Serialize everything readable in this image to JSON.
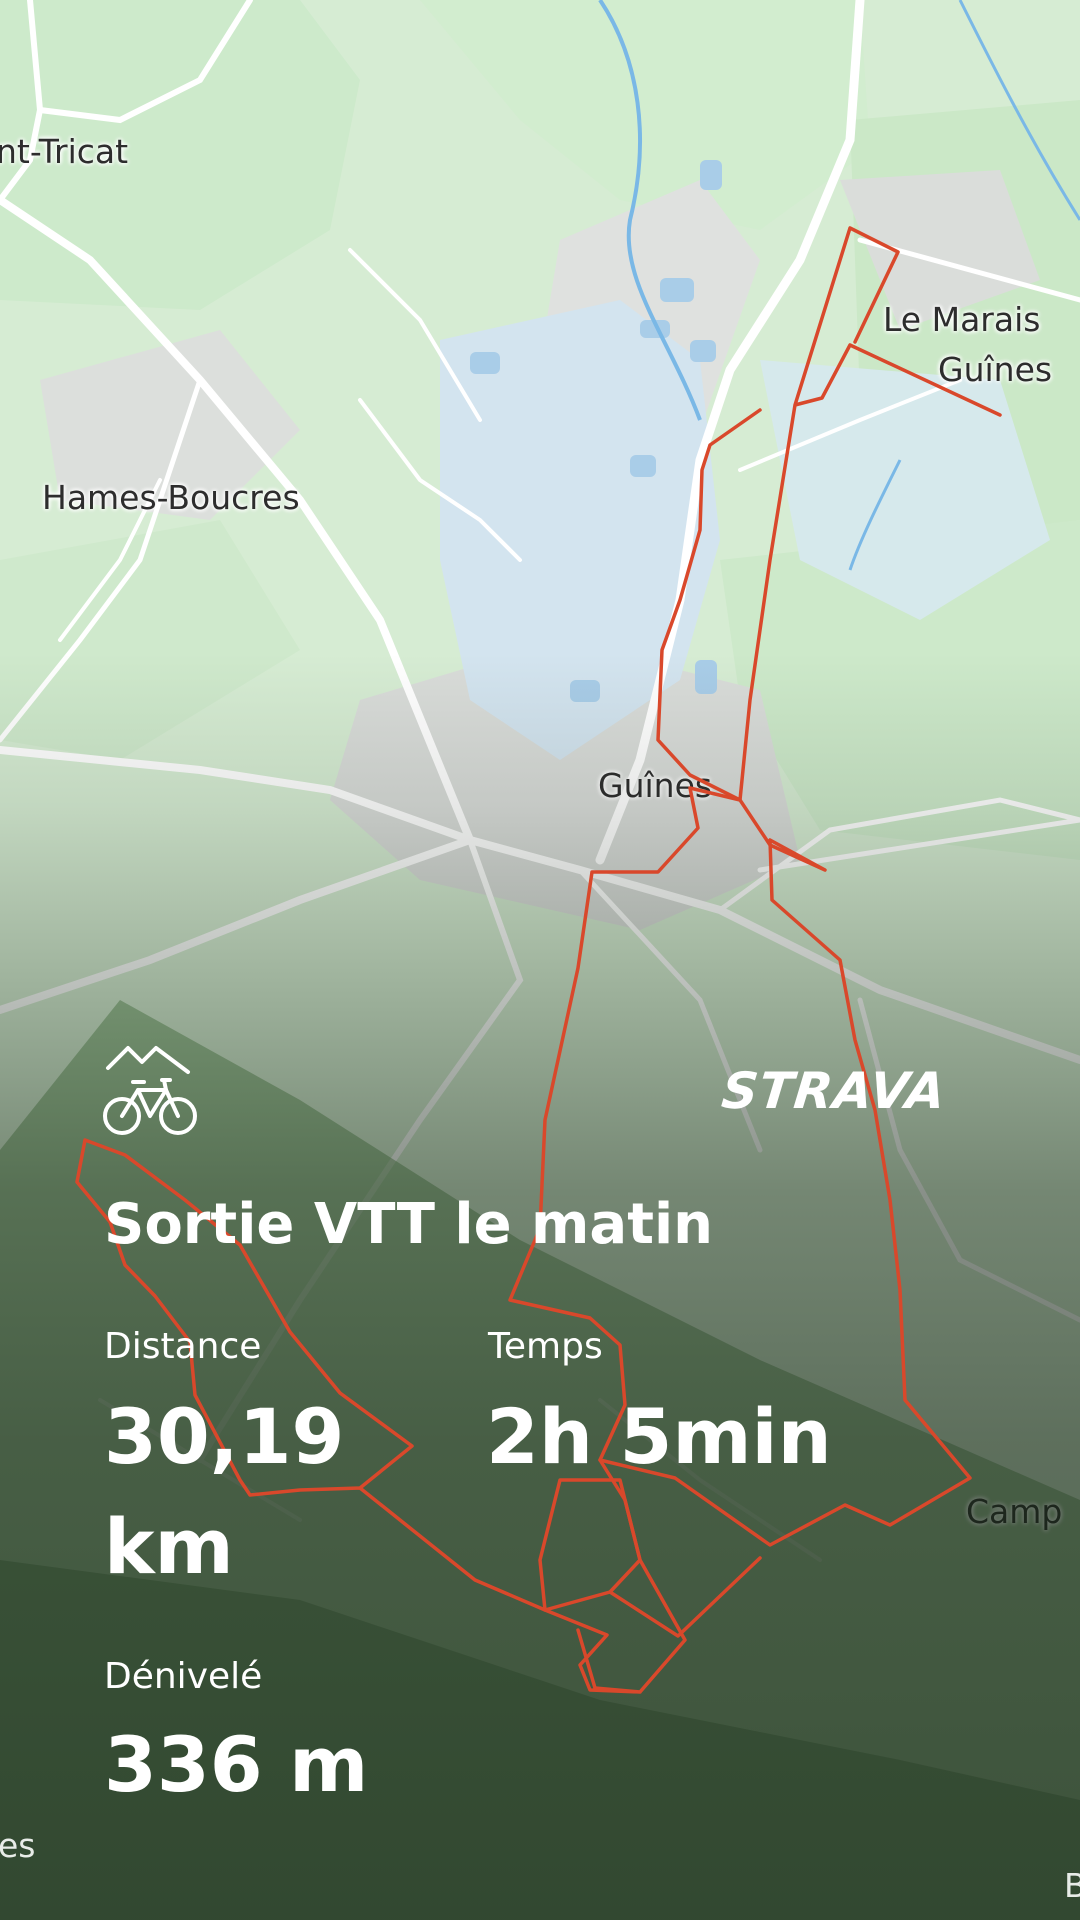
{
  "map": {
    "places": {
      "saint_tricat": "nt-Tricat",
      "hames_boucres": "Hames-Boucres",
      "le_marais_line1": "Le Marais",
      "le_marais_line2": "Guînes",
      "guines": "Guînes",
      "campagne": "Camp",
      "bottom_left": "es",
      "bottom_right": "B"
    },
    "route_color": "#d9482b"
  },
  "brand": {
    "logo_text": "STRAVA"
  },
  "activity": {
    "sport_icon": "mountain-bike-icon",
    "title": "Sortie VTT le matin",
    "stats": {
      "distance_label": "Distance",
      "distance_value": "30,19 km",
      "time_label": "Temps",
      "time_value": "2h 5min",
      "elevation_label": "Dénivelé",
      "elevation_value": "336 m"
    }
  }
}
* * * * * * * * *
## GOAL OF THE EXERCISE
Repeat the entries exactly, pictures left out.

## REPLY
Serialize everything readable in this image to JSON.
{
  "map": {
    "places": {
      "saint_tricat": "nt-Tricat",
      "hames_boucres": "Hames-Boucres",
      "le_marais_line1": "Le Marais",
      "le_marais_line2": "Guînes",
      "guines": "Guînes",
      "campagne": "Camp",
      "bottom_left": "es",
      "bottom_right": "B"
    },
    "route_color": "#d9482b"
  },
  "brand": {
    "logo_text": "STRAVA"
  },
  "activity": {
    "sport_icon": "mountain-bike-icon",
    "title": "Sortie VTT le matin",
    "stats": {
      "distance_label": "Distance",
      "distance_value": "30,19 km",
      "time_label": "Temps",
      "time_value": "2h 5min",
      "elevation_label": "Dénivelé",
      "elevation_value": "336 m"
    }
  }
}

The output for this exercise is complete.